BEGIN DATA FOR PROCESSING

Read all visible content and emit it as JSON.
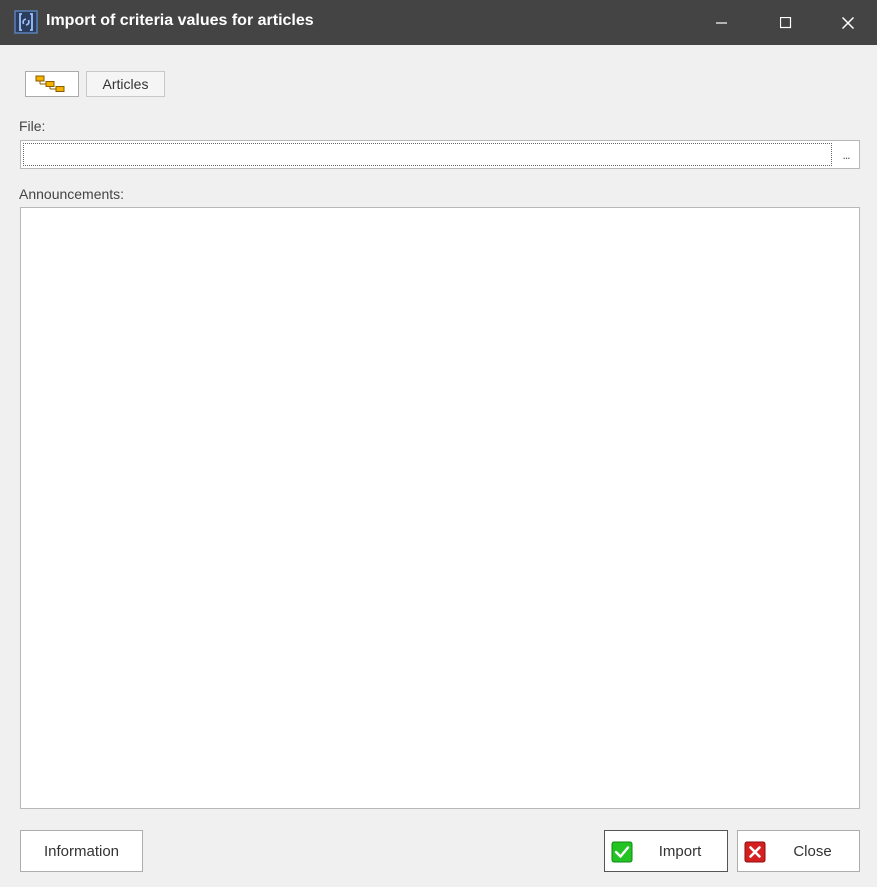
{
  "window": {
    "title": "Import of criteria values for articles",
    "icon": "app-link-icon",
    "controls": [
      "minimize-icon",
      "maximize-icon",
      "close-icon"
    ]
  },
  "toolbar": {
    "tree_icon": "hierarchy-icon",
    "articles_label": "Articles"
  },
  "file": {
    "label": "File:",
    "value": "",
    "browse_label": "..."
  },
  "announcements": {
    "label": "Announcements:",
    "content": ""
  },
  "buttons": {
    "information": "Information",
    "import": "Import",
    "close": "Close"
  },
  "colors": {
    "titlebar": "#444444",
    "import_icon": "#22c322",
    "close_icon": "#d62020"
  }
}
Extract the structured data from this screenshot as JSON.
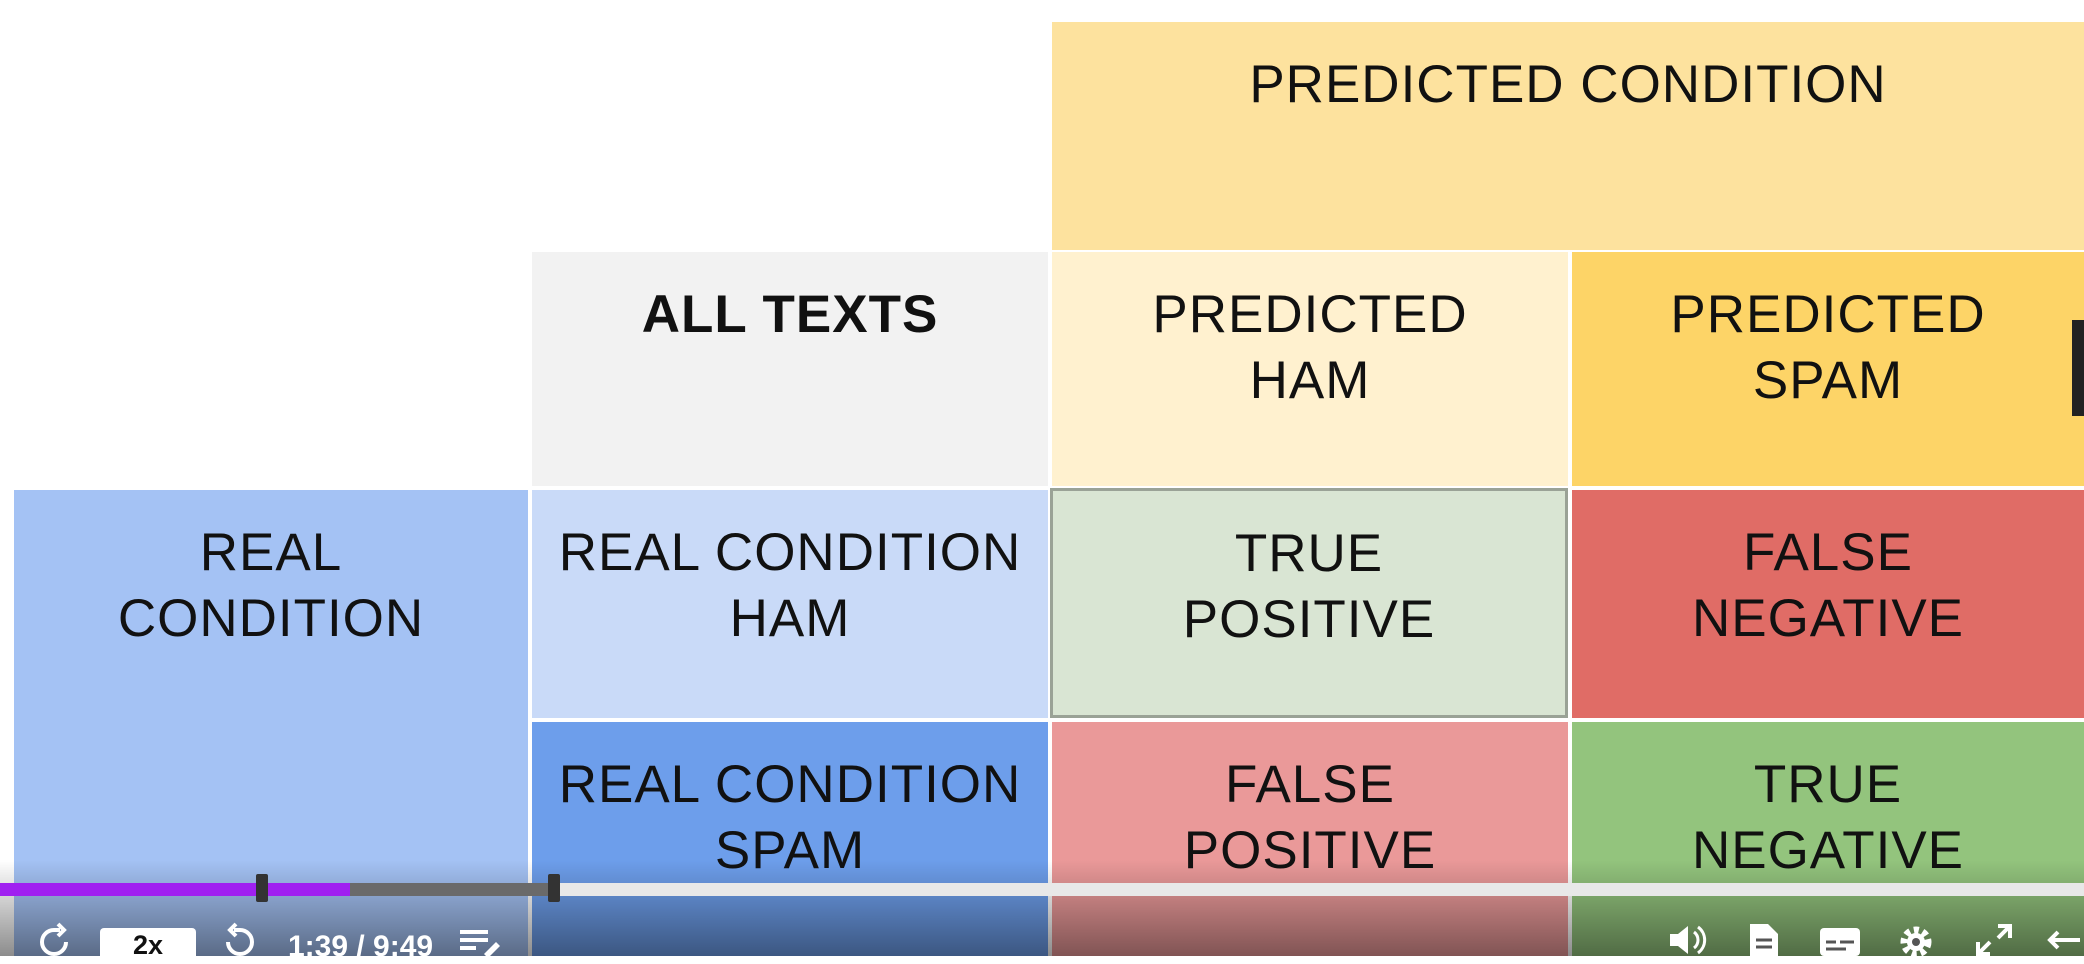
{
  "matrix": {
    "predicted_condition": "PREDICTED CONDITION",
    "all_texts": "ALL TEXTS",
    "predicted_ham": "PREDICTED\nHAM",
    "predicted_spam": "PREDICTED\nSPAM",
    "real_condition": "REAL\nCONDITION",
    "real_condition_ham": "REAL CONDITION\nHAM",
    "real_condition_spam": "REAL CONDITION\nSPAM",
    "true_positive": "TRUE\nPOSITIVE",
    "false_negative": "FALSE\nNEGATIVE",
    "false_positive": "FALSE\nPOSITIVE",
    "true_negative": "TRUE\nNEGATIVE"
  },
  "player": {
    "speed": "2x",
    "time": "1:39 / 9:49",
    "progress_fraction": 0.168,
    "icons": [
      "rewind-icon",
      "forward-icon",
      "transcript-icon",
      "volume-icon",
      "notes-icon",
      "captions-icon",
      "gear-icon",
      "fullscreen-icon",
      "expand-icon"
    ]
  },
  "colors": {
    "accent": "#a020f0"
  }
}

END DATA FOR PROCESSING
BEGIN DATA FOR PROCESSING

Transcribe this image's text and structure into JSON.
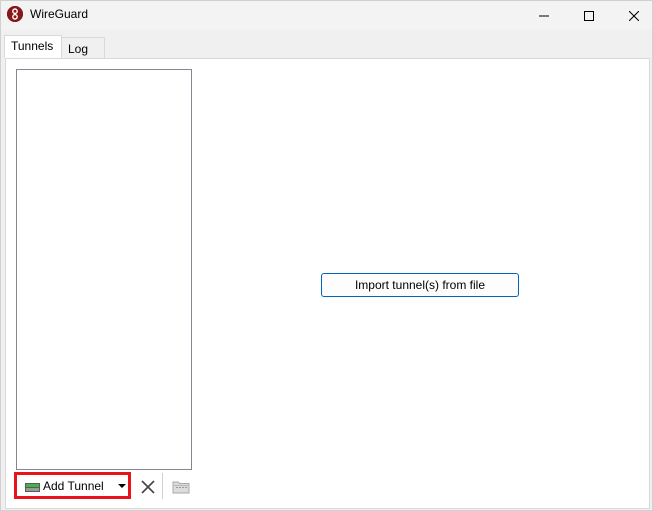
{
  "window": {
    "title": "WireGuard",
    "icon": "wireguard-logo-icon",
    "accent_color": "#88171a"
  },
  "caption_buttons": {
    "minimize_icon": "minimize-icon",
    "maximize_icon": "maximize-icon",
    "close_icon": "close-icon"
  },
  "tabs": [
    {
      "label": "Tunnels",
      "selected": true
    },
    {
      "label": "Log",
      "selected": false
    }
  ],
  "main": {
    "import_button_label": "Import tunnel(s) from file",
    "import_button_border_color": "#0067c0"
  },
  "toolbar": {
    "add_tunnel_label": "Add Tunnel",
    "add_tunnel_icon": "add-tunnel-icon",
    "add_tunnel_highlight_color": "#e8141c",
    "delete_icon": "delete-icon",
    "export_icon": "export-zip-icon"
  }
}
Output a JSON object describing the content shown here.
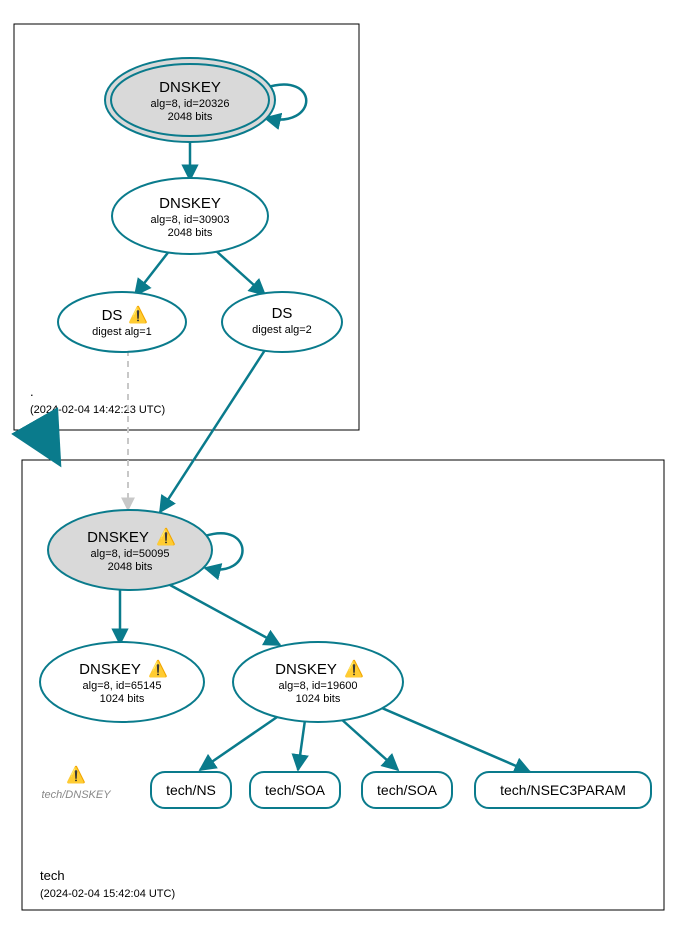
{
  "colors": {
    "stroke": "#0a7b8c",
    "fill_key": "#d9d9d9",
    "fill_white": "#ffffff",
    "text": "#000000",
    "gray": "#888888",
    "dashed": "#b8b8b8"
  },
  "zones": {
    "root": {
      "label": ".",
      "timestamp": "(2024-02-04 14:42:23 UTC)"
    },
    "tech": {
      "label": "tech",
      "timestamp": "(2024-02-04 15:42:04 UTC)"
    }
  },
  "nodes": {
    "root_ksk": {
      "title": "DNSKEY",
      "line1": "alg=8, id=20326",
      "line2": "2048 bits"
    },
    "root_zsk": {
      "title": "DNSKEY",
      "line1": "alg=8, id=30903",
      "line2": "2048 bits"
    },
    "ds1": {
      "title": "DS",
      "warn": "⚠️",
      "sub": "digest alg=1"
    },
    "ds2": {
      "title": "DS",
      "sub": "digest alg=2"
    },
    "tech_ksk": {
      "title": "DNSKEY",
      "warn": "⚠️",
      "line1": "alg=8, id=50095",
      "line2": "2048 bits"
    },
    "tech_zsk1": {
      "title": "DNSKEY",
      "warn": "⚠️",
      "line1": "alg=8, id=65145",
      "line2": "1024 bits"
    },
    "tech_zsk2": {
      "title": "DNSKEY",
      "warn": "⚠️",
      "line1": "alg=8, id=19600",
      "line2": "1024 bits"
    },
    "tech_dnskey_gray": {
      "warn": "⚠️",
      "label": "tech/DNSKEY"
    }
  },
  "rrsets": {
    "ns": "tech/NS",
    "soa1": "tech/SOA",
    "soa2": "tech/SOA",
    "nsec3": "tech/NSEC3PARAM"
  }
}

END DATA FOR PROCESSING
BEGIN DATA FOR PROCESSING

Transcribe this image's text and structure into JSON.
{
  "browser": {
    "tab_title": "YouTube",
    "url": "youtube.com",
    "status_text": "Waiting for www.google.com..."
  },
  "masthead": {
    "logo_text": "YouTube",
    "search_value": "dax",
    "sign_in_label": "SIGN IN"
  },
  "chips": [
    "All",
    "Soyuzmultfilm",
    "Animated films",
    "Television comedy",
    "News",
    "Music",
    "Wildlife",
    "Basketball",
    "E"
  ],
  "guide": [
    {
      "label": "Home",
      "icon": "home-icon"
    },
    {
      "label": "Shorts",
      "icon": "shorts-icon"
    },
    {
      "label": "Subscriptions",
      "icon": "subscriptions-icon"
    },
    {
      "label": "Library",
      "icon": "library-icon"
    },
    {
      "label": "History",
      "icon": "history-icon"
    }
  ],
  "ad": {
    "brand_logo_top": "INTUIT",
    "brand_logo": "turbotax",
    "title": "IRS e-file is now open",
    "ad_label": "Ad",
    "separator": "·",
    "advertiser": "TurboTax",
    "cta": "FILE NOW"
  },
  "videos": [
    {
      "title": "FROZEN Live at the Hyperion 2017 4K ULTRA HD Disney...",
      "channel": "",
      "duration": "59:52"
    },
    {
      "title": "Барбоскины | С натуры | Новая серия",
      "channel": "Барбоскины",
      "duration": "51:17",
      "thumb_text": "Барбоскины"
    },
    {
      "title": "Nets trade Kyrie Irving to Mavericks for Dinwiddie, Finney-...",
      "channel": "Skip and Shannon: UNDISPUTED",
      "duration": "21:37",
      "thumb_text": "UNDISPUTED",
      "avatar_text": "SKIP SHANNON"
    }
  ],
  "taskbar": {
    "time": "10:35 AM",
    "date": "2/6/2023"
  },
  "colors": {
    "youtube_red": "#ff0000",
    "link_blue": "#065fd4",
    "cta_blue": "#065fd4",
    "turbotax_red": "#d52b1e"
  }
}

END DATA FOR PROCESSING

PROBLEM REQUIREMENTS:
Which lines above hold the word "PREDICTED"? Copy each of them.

RESPONSE BOX:
    "predicted_condition": "PREDICTED CONDITION",
    "predicted_ham": "PREDICTED\nHAM",
    "predicted_spam": "PREDICTED\nSPAM",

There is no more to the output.